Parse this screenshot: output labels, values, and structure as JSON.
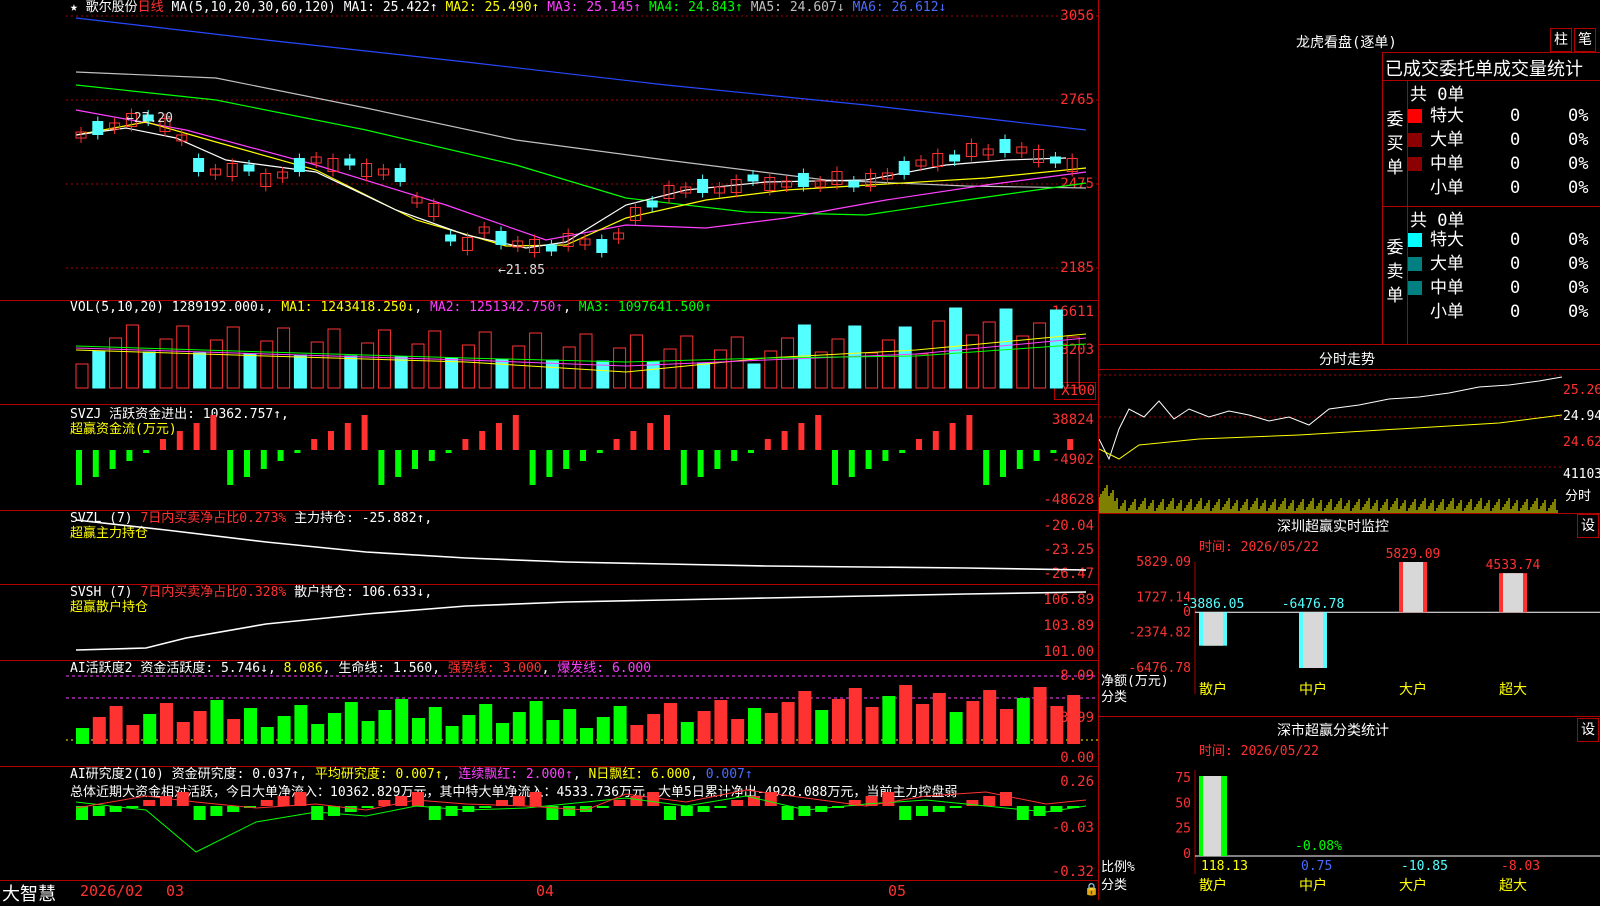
{
  "main": {
    "header": {
      "stock": "★ 歌尔股份",
      "period": "日线",
      "ma_label": "MA(5,10,20,30,60,120)",
      "ma1": "MA1: 25.422↑",
      "ma2": "MA2: 25.490↑",
      "ma3": "MA3: 25.145↑",
      "ma4": "MA4: 24.843↑",
      "ma5": "MA5: 24.607↓",
      "ma6": "MA6: 26.612↓"
    },
    "y_ticks": [
      "3056",
      "2765",
      "2475",
      "2185"
    ],
    "high_label": "←27.20",
    "low_label": "←21.85"
  },
  "vol": {
    "header": "VOL(5,10,20) 1289192.000↓",
    "ma1": "MA1: 1243418.250↓",
    "ma2": "MA2: 1251342.750↑",
    "ma3": "MA3: 1097641.500↑",
    "y_ticks": [
      "16611",
      "8203"
    ],
    "unit": "X100"
  },
  "svzj": {
    "header": "SVZJ  活跃资金进出: 10362.757↑,",
    "sub": "超赢资金流(万元)",
    "y_ticks": [
      "38824",
      "-4902",
      "-48628"
    ]
  },
  "svzl": {
    "name": "SVZL (7)",
    "ratio": "7日内买卖净占比0.273%",
    "hold": "主力持仓: -25.882↑,",
    "sub": "超赢主力持仓",
    "y_ticks": [
      "-20.04",
      "-23.25",
      "-26.47"
    ]
  },
  "svsh": {
    "name": "SVSH (7)",
    "ratio": "7日内买卖净占比0.328%",
    "hold": "散户持仓: 106.633↓,",
    "sub": "超赢散户持仓",
    "y_ticks": [
      "106.89",
      "103.89",
      "101.00"
    ]
  },
  "ai1": {
    "name": "AI活跃度2",
    "a": "资金活跃度: 5.746↓",
    "b": "8.086",
    "c": "生命线: 1.560",
    "d": "强势线: 3.000",
    "e": "爆发线: 6.000",
    "y_ticks": [
      "8.09",
      "3.99",
      "0.00"
    ]
  },
  "ai2": {
    "name": "AI研究度2(10)",
    "a": "资金研究度: 0.037↑",
    "b": "平均研究度: 0.007↑",
    "c": "连续飘红: 2.000↑",
    "d": "N日飘红: 6.000",
    "e": "0.007↑",
    "summary": "总体近期大资金相对活跃，今日大单净流入：10362.829万元，其中特大单净流入：4533.736万元，大单5日累计净出-4928.088万元，当前主力控盘弱",
    "y_ticks": [
      "0.26",
      "-0.03",
      "-0.32"
    ]
  },
  "xaxis": {
    "brand": "大智慧",
    "labels": [
      "2026/02",
      "03",
      "04",
      "05"
    ]
  },
  "right": {
    "lhb_title": "龙虎看盘(逐单)",
    "btn_a": "柱",
    "btn_b": "笔",
    "table_title": "已成交委托单成交量统计",
    "buy": {
      "total": "共 0单",
      "side": "委买单",
      "rows": [
        {
          "label": "特大",
          "v": "0",
          "p": "0%"
        },
        {
          "label": "大单",
          "v": "0",
          "p": "0%"
        },
        {
          "label": "中单",
          "v": "0",
          "p": "0%"
        },
        {
          "label": "小单",
          "v": "0",
          "p": "0%"
        }
      ]
    },
    "sell": {
      "total": "共 0单",
      "side": "委卖单",
      "rows": [
        {
          "label": "特大",
          "v": "0",
          "p": "0%"
        },
        {
          "label": "大单",
          "v": "0",
          "p": "0%"
        },
        {
          "label": "中单",
          "v": "0",
          "p": "0%"
        },
        {
          "label": "小单",
          "v": "0",
          "p": "0%"
        }
      ]
    },
    "fs_title": "分时走势",
    "fs_ticks": [
      "25.26",
      "24.94",
      "24.62"
    ],
    "fs_vol": "41103",
    "fs_vol_unit": "分时",
    "rt_title": "深圳超赢实时监控",
    "rt_time": "时间: 2026/05/22",
    "rt_set": "设",
    "rt_ticks": [
      "5829.09",
      "1727.14",
      "0",
      "-2374.82",
      "-6476.78"
    ],
    "rt_unit1": "净额(万元)",
    "rt_unit2": "分类",
    "rt_bars": [
      {
        "label": "散户",
        "value": -3886.05,
        "text": "-3886.05"
      },
      {
        "label": "中户",
        "value": -6476.78,
        "text": "-6476.78"
      },
      {
        "label": "大户",
        "value": 5829.09,
        "text": "5829.09"
      },
      {
        "label": "超大",
        "value": 4533.74,
        "text": "4533.74"
      }
    ],
    "cls_title": "深市超赢分类统计",
    "cls_time": "时间: 2026/05/22",
    "cls_set": "设",
    "cls_ticks": [
      "75",
      "50",
      "25",
      "0"
    ],
    "cls_unit1": "比例%",
    "cls_unit2": "分类",
    "cls_bars": [
      {
        "label": "散户",
        "value": 118.13,
        "text": "118.13"
      },
      {
        "label": "中户",
        "value": -0.08,
        "text": "-0.08%"
      },
      {
        "label": "大户",
        "value": -10.85,
        "text": "-10.85"
      },
      {
        "label": "超大",
        "value": -8.03,
        "text": "-8.03"
      }
    ],
    "cls_mid_text": "0.75"
  },
  "colors": {
    "up": "#ff3232",
    "down": "#54ffff",
    "grid": "#b00000",
    "ma1": "#ffffff",
    "ma2": "#ffff00",
    "ma3": "#ff40ff",
    "ma4": "#00ff00",
    "ma5": "#c0c0c0",
    "ma6": "#2848ff"
  }
}
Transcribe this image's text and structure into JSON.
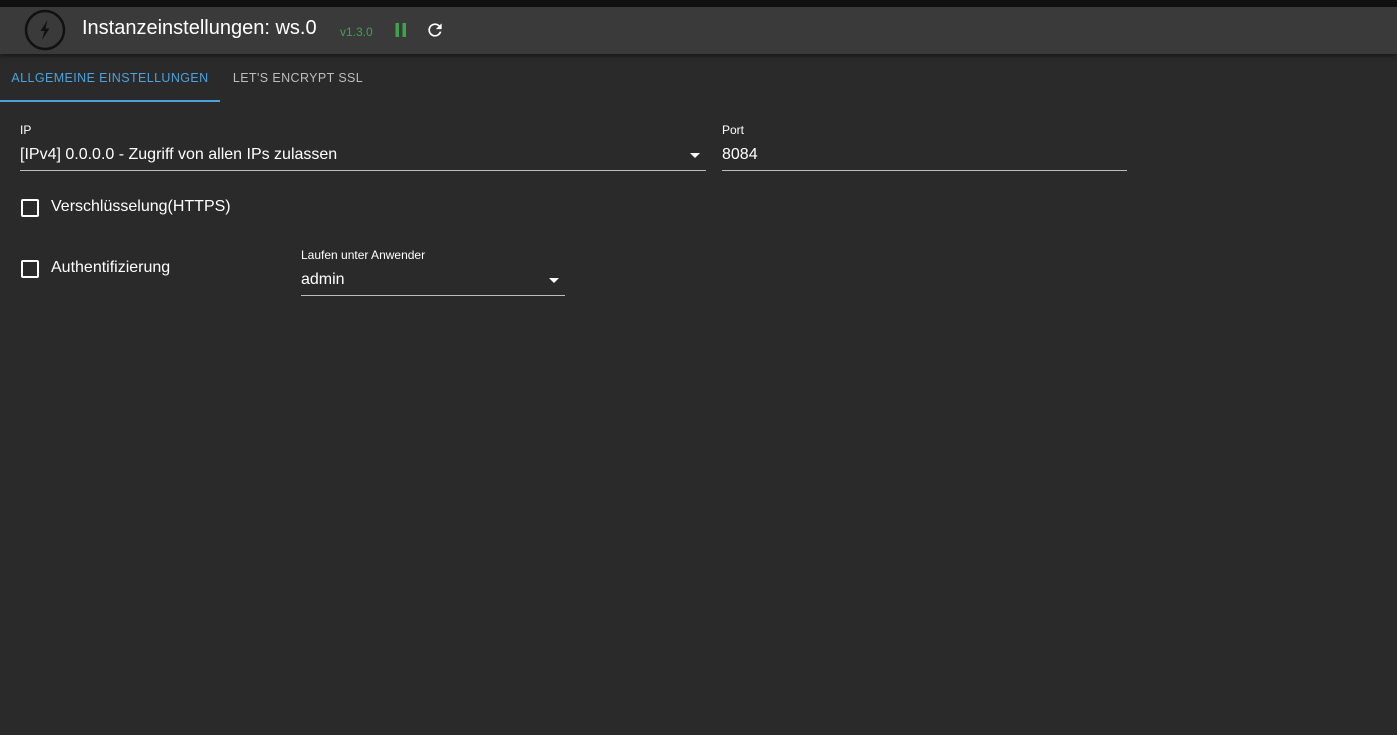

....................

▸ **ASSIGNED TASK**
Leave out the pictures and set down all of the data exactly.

▸ **RESPONSE TO THE EXERCISE**
Parse this screenshot: output labels, values, and structure as JSON.
{
  "main": {
    "header": {
      "stock": "★ 歌尔股份",
      "period": "日线",
      "ma_label": "MA(5,10,20,30,60,120)",
      "ma1": "MA1: 25.422↑",
      "ma2": "MA2: 25.490↑",
      "ma3": "MA3: 25.145↑",
      "ma4": "MA4: 24.843↑",
      "ma5": "MA5: 24.607↓",
      "ma6": "MA6: 26.612↓"
    },
    "y_ticks": [
      "3056",
      "2765",
      "2475",
      "2185"
    ],
    "high_label": "←27.20",
    "low_label": "←21.85"
  },
  "vol": {
    "header": "VOL(5,10,20) 1289192.000↓",
    "ma1": "MA1: 1243418.250↓",
    "ma2": "MA2: 1251342.750↑",
    "ma3": "MA3: 1097641.500↑",
    "y_ticks": [
      "16611",
      "8203"
    ],
    "unit": "X100"
  },
  "svzj": {
    "header": "SVZJ  活跃资金进出: 10362.757↑,",
    "sub": "超赢资金流(万元)",
    "y_ticks": [
      "38824",
      "-4902",
      "-48628"
    ]
  },
  "svzl": {
    "name": "SVZL (7)",
    "ratio": "7日内买卖净占比0.273%",
    "hold": "主力持仓: -25.882↑,",
    "sub": "超赢主力持仓",
    "y_ticks": [
      "-20.04",
      "-23.25",
      "-26.47"
    ]
  },
  "svsh": {
    "name": "SVSH (7)",
    "ratio": "7日内买卖净占比0.328%",
    "hold": "散户持仓: 106.633↓,",
    "sub": "超赢散户持仓",
    "y_ticks": [
      "106.89",
      "103.89",
      "101.00"
    ]
  },
  "ai1": {
    "name": "AI活跃度2",
    "a": "资金活跃度: 5.746↓",
    "b": "8.086",
    "c": "生命线: 1.560",
    "d": "强势线: 3.000",
    "e": "爆发线: 6.000",
    "y_ticks": [
      "8.09",
      "3.99",
      "0.00"
    ]
  },
  "ai2": {
    "name": "AI研究度2(10)",
    "a": "资金研究度: 0.037↑",
    "b": "平均研究度: 0.007↑",
    "c": "连续飘红: 2.000↑",
    "d": "N日飘红: 6.000",
    "e": "0.007↑",
    "summary": "总体近期大资金相对活跃，今日大单净流入：10362.829万元，其中特大单净流入：4533.736万元，大单5日累计净出-4928.088万元，当前主力控盘弱",
    "y_ticks": [
      "0.26",
      "-0.03",
      "-0.32"
    ]
  },
  "xaxis": {
    "brand": "大智慧",
    "labels": [
      "2026/02",
      "03",
      "04",
      "05"
    ]
  },
  "right": {
    "lhb_title": "龙虎看盘(逐单)",
    "btn_a": "柱",
    "btn_b": "笔",
    "table_title": "已成交委托单成交量统计",
    "buy": {
      "total": "共 0单",
      "side": "委买单",
      "rows": [
        {
          "label": "特大",
          "v": "0",
          "p": "0%"
        },
        {
          "label": "大单",
          "v": "0",
          "p": "0%"
        },
        {
          "label": "中单",
          "v": "0",
          "p": "0%"
        },
        {
          "label": "小单",
          "v": "0",
          "p": "0%"
        }
      ]
    },
    "sell": {
      "total": "共 0单",
      "side": "委卖单",
      "rows": [
        {
          "label": "特大",
          "v": "0",
          "p": "0%"
        },
        {
          "label": "大单",
          "v": "0",
          "p": "0%"
        },
        {
          "label": "中单",
          "v": "0",
          "p": "0%"
        },
        {
          "label": "小单",
          "v": "0",
          "p": "0%"
        }
      ]
    },
    "fs_title": "分时走势",
    "fs_ticks": [
      "25.26",
      "24.94",
      "24.62"
    ],
    "fs_vol": "41103",
    "fs_vol_unit": "分时",
    "rt_title": "深圳超赢实时监控",
    "rt_time": "时间: 2026/05/22",
    "rt_set": "设",
    "rt_ticks": [
      "5829.09",
      "1727.14",
      "0",
      "-2374.82",
      "-6476.78"
    ],
    "rt_unit1": "净额(万元)",
    "rt_unit2": "分类",
    "rt_bars": [
      {
        "label": "散户",
        "value": -3886.05,
        "text": "-3886.05"
      },
      {
        "label": "中户",
        "value": -6476.78,
        "text": "-6476.78"
      },
      {
        "label": "大户",
        "value": 5829.09,
        "text": "5829.09"
      },
      {
        "label": "超大",
        "value": 4533.74,
        "text": "4533.74"
      }
    ],
    "cls_title": "深市超赢分类统计",
    "cls_time": "时间: 2026/05/22",
    "cls_set": "设",
    "cls_ticks": [
      "75",
      "50",
      "25",
      "0"
    ],
    "cls_unit1": "比例%",
    "cls_unit2": "分类",
    "cls_bars": [
      {
        "label": "散户",
        "value": 118.13,
        "text": "118.13"
      },
      {
        "label": "中户",
        "value": -0.08,
        "text": "-0.08%"
      },
      {
        "label": "大户",
        "value": -10.85,
        "text": "-10.85"
      },
      {
        "label": "超大",
        "value": -8.03,
        "text": "-8.03"
      }
    ],
    "cls_mid_text": "0.75"
  },
  "colors": {
    "up": "#ff3232",
    "down": "#54ffff",
    "grid": "#b00000",
    "ma1": "#ffffff",
    "ma2": "#ffff00",
    "ma3": "#ff40ff",
    "ma4": "#00ff00",
    "ma5": "#c0c0c0",
    "ma6": "#2848ff"
  }
}
Transcribe this image's text and structure into JSON.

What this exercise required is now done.